I’ve been a published romance writer for more than thirty years now. That’s seventy books for Harlequin Mills and Boon and a few more for other publishers.
I was in a groove – some people might call it a comfortable rut – but I was producing books that enough people loved to keep me in contract and an advance and royalties coming in.
When you’ve had that security for thirty years, to write a book in a totally different genre — crime — on spec, with no publisher, no advance or promise of publication is like stepping off a cliff.
Sink or swim?
Maybe it was lockdown, the sense that life was out of control and might never be the same again. The sense that if I didn’t do it now, then when? That if I didn’t take the risk, would I go to my grave regretting that I didn’t have the courage, or the self-belief that had the “do it now” bells ringing.
I’d delivered the last of the books on my current contract. I could take six months out for a passion project – I knew the story – inspired by a documentary I’d seen. I had my victim, I had my murderer, I had my “sleuth”.
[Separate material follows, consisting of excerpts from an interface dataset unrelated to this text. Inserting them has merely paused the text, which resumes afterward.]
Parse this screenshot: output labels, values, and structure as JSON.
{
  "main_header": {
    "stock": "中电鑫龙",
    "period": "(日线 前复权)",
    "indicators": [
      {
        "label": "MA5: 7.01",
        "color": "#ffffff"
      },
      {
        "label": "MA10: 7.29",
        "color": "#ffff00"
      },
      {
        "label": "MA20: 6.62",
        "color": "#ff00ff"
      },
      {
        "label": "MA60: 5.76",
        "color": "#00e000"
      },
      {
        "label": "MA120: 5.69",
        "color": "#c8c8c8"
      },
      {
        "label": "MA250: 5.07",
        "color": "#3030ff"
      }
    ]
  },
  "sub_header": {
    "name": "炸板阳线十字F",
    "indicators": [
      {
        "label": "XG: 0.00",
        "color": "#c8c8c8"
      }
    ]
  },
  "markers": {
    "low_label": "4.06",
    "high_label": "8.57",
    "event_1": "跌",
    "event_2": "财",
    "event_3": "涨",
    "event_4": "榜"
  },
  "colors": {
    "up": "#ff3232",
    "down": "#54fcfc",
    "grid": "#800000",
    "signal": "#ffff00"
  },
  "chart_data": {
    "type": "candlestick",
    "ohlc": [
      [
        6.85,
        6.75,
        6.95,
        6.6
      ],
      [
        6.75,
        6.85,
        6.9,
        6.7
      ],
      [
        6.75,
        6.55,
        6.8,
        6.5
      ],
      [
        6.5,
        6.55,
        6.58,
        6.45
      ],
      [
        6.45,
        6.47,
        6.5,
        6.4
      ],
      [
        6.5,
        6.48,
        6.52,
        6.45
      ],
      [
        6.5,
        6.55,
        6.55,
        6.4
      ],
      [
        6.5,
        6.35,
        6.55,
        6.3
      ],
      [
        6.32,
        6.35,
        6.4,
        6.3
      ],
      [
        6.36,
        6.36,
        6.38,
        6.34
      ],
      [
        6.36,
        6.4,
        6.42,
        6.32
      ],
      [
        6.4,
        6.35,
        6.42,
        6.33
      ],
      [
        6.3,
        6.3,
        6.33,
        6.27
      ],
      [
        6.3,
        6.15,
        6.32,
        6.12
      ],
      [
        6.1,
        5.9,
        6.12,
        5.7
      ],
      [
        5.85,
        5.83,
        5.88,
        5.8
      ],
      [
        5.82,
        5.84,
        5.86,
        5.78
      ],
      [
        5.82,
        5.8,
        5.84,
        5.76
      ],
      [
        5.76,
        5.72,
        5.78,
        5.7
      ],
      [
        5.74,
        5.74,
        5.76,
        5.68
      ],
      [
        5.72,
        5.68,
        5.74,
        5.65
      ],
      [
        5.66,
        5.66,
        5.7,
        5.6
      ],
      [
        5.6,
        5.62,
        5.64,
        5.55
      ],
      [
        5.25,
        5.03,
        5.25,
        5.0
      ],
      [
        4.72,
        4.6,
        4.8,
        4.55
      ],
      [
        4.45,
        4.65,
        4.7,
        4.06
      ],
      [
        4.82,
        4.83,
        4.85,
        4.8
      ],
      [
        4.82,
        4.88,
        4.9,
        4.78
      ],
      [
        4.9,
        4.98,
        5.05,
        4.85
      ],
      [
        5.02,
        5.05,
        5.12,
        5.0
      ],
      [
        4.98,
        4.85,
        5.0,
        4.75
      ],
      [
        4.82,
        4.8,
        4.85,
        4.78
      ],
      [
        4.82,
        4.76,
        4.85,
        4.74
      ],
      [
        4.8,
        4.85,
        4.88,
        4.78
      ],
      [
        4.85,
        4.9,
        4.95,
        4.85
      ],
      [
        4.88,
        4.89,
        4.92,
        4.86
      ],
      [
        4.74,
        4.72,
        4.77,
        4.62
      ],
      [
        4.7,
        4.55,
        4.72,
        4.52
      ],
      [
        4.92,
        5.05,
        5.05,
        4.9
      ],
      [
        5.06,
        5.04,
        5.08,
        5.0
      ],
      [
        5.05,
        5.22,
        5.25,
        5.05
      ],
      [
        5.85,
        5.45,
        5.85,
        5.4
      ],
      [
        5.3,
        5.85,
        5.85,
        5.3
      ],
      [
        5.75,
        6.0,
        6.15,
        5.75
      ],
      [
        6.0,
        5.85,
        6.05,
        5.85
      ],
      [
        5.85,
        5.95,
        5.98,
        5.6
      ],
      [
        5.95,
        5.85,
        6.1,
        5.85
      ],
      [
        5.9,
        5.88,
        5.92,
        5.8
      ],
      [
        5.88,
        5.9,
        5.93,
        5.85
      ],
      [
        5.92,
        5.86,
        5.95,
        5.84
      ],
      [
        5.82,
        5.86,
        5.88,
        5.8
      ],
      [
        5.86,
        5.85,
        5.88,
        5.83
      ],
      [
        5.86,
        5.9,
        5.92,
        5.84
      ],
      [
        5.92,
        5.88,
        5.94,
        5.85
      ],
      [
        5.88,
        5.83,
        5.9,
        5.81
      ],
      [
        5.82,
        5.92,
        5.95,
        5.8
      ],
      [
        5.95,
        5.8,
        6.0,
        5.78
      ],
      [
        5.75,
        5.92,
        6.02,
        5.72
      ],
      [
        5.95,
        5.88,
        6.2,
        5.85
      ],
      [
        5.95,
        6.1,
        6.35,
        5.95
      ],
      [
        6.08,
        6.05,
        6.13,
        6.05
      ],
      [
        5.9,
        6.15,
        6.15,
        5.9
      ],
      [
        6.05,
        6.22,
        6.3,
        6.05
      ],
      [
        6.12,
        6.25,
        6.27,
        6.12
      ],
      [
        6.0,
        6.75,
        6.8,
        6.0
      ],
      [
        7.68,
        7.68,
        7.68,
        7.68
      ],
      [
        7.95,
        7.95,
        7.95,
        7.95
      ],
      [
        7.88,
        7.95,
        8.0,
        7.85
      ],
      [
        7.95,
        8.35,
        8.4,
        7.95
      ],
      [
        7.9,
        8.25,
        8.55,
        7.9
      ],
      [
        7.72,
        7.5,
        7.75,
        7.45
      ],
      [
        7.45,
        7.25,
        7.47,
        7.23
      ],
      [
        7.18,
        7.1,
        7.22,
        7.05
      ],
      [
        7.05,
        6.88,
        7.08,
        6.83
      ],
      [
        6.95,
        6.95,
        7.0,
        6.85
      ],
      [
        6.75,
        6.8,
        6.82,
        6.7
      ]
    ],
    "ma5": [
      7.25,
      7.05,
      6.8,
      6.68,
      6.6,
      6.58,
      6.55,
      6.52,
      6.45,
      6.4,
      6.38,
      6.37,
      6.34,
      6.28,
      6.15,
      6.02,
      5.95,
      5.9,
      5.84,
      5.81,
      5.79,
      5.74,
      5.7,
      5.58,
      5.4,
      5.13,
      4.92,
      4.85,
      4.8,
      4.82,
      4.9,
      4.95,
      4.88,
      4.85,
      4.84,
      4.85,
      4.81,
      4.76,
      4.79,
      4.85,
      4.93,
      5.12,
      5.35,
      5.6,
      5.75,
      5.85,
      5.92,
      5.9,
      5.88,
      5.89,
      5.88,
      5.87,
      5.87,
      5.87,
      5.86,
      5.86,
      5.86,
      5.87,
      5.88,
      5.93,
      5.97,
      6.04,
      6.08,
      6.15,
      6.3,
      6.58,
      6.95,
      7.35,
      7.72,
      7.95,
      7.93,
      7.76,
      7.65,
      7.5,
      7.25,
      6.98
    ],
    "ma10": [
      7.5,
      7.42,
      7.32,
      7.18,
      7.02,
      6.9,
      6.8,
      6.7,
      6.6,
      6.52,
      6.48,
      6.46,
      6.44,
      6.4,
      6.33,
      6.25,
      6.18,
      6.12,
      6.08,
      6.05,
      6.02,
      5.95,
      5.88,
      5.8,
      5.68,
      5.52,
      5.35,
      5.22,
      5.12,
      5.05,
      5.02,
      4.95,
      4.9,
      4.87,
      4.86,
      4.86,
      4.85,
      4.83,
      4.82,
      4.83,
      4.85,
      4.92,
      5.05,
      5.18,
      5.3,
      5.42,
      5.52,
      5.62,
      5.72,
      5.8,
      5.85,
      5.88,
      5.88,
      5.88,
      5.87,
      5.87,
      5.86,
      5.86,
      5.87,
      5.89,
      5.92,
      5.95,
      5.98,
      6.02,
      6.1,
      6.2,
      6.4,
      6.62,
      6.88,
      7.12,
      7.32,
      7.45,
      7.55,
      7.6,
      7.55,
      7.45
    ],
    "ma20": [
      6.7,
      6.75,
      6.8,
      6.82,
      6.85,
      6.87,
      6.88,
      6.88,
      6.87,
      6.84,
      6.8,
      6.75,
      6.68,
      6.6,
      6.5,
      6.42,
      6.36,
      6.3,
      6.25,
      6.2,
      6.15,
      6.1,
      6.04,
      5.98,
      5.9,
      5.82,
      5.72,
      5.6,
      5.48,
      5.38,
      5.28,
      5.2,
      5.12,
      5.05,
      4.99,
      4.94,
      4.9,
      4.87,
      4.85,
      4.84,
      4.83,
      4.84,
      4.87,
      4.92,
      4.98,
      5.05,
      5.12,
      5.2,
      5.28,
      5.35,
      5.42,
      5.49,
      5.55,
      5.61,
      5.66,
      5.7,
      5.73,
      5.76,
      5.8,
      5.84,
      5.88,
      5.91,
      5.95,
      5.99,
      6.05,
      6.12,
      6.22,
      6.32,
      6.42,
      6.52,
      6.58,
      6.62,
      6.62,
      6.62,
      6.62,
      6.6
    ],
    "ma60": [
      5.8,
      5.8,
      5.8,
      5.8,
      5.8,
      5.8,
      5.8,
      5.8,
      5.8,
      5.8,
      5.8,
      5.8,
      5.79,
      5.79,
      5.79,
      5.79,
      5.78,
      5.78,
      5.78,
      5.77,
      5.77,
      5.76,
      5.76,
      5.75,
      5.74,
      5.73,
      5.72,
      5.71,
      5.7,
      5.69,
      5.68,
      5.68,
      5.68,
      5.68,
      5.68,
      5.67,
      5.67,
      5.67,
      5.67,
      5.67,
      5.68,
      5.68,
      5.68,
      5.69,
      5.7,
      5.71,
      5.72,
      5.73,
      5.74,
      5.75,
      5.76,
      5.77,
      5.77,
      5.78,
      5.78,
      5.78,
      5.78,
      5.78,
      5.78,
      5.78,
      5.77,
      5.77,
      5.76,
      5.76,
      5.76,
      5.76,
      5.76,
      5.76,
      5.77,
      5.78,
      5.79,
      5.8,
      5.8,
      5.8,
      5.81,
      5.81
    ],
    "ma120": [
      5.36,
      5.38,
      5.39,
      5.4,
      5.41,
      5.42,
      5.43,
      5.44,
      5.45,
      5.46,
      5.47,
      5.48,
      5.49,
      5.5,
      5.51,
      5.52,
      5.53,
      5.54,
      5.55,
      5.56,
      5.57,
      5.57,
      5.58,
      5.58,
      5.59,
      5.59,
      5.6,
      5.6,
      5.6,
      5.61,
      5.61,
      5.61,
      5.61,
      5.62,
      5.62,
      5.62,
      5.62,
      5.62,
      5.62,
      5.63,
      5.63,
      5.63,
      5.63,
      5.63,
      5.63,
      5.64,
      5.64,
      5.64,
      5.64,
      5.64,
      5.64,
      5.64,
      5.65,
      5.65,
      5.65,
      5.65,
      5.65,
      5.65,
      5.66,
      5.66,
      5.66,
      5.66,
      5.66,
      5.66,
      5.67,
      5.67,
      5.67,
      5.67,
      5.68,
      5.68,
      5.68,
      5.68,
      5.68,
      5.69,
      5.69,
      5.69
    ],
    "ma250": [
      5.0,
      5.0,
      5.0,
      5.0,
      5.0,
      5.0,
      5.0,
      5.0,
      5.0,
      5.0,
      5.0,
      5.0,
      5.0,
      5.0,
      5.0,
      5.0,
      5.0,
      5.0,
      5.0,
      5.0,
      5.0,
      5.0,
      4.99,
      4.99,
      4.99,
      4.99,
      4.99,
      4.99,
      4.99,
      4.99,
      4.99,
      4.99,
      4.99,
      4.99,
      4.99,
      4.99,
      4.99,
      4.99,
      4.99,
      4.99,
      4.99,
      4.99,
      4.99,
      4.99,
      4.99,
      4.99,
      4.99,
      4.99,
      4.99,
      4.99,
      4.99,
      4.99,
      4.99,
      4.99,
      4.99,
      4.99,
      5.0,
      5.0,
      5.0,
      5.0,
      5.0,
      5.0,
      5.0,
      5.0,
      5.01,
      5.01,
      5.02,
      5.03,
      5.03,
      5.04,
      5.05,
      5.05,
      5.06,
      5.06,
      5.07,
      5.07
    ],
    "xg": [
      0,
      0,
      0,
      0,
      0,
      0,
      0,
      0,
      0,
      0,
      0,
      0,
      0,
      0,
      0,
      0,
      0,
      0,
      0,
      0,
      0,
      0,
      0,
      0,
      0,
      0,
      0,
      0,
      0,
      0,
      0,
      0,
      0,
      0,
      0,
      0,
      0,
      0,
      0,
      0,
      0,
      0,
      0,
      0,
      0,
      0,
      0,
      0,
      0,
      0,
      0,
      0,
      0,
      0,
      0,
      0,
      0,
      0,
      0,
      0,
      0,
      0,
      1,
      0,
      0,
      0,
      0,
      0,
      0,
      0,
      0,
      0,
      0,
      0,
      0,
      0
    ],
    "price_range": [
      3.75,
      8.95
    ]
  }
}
I’d lived with them in my head for a long time. I could give them six months of my life.
The beginning was easy. I’d already written it several times and I had the essential throat grabbing opening scene. (I wrote about that at length in my Little Book of Writing Romance but it applies to every kind of popular fiction.)
I was halfway into chapter two when I realised I had a problem. A really big problem.
I’m pretty much a seat of the pants writer. Give me two characters, a location and that moment when they meet and I’m off and running. I’ve wound them up and I’m basically hanging onto their coat tails while they deal with the situation.
Crime, I very quickly discovered, is different.
Characters. Lots of Characters
(I’d never got beyond that opening scene before.)
Obviously, they’d be wrong, but what I needed were a lot more characters. Potential suspects, of course, all with the motive, means and opportunity to commit murder.
And my sleuth needed a life, friends, neighbours, and a sleuthing buddy – essential for talking through motives and suspects. I was still writing by the seat of my pants – I am never going to make a plotter – but I was beginning to get to grips with this new genre.
Characters Need Names
There are a limited number of people you can fit into a 50,000 word romance. The fewer the better. Once you’ve named your hero and heroine (and I’m not saying that’s easy) you can pluck the rest out of thin air because you’re probably not going to need them again. Although be very careful with names of anyone who looks as if they’re developing into a character who might need a book of their own.
A crime novel, by its very nature, needs a whole heap more people than a romance.
It’s not just the main characters, the victim(s) and the suspects. There are the people in uniform – paramedics, police, forensics – and even the local press. Names that, to avoid confusing the reader, should begin with a different letter. Age relevant names.
Thank goodness for internet sites that list popular names by year.
Forget what I said earlier about picking them out of the air as you write. At one point I realised that I had three minor characters called Steve. I’m not going to mention the Polly, Molly and Olly debacle…
Location, Location, Location
By now I was seriously thinking “series”. That means a community. Neighbours, a local shop, a place to meet for coffee. A town with amenities, a river (so useful for disposing of bodies), a quarry (ditto).
I spent a long time on the name of my town. It should be easy. I see so many great names in other people’s books. Believe me, it isn’t. Anyway, I finally hit on the perfect name. Maybridge. It took me more time than I care to admit before I realised that was the name of a town where I’d set a load of books. It seemed like fate, so The Maybridge Mysteries became a thing.
I now have spreadsheets for each book with character names, place names, pubs, cafes. I also have a plotting chart with columns for victims, methods, suspects, motives, murder sites and time lines.
Lesson learned. I can write romance by flying into the mist (it does sometimes feel like crawling into the fog) seeing only as far as my headlights. But like the perfect murder, the crime novel needs some careful planning, although even then the characters will surprise you. Which is just how it should be.